How Did Behaviorism Influence Cognitive Psychology?


Jane Flores

Behaviorism and cognitive psychology are two of the most important schools of thought in the history of psychology. While behaviorism focused on observable behaviors and external stimuli, cognitive psychology looks at internal mental processes such as attention, perception, and memory.

However, it would be incorrect to assume that these two fields are completely separate from each other. In fact, behaviorism has had a significant influence on the development of cognitive psychology. Let’s take a closer look at how this happened.

What is behaviorism?

Behaviorism is a school of thought that emerged in the early 20th century and dominated psychology until the 1950s. It was founded by John B. Watson, who believed that psychology should focus solely on observable behaviors rather than mental processes or unconscious motives. According to behaviorists, all behavior is learned through the environment and external stimuli.

Principles of behaviorism

The following are some key principles of behaviorism:

  • Behavior can be studied objectively without reference to internal mental states.
  • All behaviors are learned through interactions with the environment.
  • Rewards and punishments play a crucial role in shaping behavior.
  • Behaviors that are reinforced tend to be repeated while those that are punished tend not to be repeated.

The rise of cognitive psychology

In the 1950s, psychologists began to shift their focus away from behaviorism towards studying mental processes such as attention, perception, and memory.

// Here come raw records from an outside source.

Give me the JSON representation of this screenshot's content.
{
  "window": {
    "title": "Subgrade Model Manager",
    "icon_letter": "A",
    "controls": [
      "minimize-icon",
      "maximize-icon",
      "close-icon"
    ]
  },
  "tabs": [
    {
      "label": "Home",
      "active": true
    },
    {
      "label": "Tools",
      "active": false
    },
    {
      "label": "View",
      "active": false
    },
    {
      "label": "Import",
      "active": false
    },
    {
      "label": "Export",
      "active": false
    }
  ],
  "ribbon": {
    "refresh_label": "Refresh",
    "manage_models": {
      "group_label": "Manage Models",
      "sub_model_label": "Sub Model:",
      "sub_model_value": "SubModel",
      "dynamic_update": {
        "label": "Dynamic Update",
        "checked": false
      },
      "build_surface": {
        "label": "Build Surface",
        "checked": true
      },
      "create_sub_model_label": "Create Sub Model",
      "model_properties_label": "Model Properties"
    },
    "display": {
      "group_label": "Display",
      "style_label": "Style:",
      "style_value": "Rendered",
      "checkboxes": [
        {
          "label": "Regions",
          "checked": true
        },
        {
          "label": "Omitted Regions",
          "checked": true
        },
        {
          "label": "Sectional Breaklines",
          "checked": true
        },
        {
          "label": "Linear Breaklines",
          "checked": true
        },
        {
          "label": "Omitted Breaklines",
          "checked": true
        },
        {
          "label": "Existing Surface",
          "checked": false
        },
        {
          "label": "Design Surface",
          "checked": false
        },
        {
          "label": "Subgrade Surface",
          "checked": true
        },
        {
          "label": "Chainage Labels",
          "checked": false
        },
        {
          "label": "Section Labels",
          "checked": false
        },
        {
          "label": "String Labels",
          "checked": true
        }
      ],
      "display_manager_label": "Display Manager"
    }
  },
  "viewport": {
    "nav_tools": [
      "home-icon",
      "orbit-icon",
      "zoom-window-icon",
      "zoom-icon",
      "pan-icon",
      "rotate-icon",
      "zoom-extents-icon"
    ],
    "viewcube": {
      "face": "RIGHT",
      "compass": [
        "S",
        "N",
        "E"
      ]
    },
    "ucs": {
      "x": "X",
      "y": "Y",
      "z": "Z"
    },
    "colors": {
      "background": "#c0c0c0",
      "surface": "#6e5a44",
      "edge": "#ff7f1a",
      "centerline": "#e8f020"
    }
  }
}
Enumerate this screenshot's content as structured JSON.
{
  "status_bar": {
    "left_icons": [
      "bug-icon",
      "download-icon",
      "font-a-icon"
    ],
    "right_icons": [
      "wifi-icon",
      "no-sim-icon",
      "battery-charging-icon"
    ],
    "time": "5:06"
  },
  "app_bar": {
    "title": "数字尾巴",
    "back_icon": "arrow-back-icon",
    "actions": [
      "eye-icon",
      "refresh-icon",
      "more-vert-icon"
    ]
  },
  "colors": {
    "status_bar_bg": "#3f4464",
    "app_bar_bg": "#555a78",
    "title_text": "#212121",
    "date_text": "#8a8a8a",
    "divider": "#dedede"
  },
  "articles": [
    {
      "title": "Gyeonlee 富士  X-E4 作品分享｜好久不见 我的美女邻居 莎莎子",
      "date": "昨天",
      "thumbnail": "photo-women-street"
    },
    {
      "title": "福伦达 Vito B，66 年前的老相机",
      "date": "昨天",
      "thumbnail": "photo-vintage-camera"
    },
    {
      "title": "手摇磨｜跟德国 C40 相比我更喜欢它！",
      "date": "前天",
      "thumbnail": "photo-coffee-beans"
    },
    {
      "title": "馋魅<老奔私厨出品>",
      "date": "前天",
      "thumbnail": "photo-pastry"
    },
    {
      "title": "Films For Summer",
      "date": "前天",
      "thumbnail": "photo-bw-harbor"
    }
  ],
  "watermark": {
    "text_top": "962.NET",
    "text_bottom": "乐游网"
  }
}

This marked the beginning of cognitive psychology. Cognitive psychologists believed that to understand human behavior fully, it was necessary to study internal mental processes.

Behaviorism’s influence on cognitive psychology

Despite their differences, cognitive psychology owes a debt to behaviorism for several reasons:

1) Methodological rigor:

One of the strengths of behaviorism was its emphasis on rigorous scientific methodology. Behaviorists believed that psychology should be based on observable and measurable data, which required precise experimental methods. Cognitive psychologists have adopted this approach, conducting experiments that are carefully controlled and designed to test specific hypotheses.

2) Focus on behavior:

Another important influence of behaviorism was its focus on behavior. While cognitive psychology studies internal mental processes, it is also concerned with how these processes affect behavior. For example, cognitive psychologists study how attention affects perception or how memory affects decision-making.

3) Learning theories:

Behaviorism’s emphasis on learning has also influenced cognitive psychology’s understanding of how people acquire knowledge and skills. Cognitive psychologists have drawn upon behaviorist theories of conditioning to explain various forms of learning such as classical conditioning and operant conditioning.

4) Cognitive-behavioral therapy:

Behaviorism’s focus on observable behaviors has been incorporated into cognitive-behavioral therapy (CBT), a form of psychotherapy that is widely used today. CBT aims to change maladaptive behaviors by altering the thoughts and beliefs that underlie them, using techniques such as exposure therapy and cognitive restructuring.


In conclusion, while behaviorism and cognitive psychology are distinct schools of thought, they are not completely separate from each other. Behaviorism has had a significant influence on the development of cognitive psychology through its emphasis on scientific methodology, focus on behavior, learning theories, and contributions to psychotherapy. Understanding this relationship between the two schools can help us gain a better appreciation for the complexity of human behavior.